### Problem to work on
The answer must consist of every line from the entries below that contains the word "text".

-------- Available records

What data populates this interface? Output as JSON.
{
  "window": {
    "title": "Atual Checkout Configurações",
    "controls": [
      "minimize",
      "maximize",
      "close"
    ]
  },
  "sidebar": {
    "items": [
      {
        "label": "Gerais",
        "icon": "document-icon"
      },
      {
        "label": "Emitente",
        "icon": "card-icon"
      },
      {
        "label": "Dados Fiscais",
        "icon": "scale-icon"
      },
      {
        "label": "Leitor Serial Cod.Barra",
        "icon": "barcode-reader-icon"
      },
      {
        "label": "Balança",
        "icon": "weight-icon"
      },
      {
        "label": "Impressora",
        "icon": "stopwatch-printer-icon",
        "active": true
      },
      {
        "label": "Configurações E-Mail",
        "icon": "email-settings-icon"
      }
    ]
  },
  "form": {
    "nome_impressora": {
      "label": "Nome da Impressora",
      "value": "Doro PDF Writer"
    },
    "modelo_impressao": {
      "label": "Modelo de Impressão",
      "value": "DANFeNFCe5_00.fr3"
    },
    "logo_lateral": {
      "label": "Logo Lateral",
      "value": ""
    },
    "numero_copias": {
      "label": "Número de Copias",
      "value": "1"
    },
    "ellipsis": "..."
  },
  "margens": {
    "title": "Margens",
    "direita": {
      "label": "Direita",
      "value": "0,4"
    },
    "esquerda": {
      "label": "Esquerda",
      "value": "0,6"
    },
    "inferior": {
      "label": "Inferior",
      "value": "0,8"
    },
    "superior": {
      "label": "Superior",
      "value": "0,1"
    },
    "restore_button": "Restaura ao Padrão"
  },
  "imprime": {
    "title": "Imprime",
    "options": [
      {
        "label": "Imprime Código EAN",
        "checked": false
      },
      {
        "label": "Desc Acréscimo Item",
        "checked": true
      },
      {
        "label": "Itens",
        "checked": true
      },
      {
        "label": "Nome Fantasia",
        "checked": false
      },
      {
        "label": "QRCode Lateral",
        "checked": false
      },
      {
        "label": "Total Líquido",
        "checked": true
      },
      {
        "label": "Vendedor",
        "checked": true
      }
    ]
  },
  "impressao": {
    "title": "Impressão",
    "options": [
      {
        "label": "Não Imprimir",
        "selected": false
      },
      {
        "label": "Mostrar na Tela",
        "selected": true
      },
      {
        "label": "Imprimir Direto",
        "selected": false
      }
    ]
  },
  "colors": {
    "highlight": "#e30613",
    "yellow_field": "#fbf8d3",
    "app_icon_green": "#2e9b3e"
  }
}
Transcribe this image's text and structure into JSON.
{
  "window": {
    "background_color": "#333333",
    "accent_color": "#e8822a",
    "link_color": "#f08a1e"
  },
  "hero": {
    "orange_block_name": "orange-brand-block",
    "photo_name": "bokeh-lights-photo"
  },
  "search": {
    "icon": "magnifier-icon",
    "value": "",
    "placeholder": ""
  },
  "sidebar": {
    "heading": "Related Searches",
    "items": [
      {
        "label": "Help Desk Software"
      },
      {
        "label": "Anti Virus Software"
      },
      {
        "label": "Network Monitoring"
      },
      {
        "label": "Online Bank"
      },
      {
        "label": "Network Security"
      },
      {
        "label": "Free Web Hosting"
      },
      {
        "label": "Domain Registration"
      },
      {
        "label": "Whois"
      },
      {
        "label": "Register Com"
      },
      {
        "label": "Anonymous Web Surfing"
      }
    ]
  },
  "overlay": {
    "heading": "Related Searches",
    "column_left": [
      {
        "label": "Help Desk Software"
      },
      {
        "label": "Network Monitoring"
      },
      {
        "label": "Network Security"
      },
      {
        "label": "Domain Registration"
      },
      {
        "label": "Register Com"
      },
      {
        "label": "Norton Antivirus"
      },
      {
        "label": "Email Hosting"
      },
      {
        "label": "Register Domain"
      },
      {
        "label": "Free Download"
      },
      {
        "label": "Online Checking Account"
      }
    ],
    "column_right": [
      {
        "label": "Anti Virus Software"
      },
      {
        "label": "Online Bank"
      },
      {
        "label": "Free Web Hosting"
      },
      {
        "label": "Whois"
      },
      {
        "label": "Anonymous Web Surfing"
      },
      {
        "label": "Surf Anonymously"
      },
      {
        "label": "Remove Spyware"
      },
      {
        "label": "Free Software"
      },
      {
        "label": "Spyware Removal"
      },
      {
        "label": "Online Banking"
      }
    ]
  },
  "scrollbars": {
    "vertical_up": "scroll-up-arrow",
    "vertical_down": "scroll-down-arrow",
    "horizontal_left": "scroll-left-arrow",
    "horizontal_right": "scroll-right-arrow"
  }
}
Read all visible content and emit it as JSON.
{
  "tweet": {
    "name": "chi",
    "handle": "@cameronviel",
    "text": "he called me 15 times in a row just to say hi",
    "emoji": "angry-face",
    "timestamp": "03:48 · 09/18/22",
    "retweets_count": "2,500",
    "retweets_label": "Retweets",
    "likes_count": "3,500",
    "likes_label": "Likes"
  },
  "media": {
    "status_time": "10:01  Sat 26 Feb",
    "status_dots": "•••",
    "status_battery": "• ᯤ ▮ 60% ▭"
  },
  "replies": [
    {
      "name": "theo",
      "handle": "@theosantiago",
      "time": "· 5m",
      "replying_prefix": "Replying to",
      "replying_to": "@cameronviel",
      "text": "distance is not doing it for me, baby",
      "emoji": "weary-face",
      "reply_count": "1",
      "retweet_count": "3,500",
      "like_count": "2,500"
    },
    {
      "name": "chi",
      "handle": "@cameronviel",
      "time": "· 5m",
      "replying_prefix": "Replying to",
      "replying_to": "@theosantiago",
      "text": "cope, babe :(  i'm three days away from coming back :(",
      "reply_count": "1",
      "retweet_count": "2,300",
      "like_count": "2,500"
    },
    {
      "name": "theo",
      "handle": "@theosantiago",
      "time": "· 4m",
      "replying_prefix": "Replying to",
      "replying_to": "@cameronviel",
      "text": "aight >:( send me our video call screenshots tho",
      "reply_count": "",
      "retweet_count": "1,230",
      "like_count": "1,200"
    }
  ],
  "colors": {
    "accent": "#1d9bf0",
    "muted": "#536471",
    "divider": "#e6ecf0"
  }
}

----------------

### Result of the exercise
Transcribe this image's text and structure into JSON.
    "text": "he called me 15 times in a row just to say hi",
      "text": "distance is not doing it for me, baby",
      "text": "cope, babe :(  i'm three days away from coming back :(",
      "text": "aight >:( send me our video call screenshots tho",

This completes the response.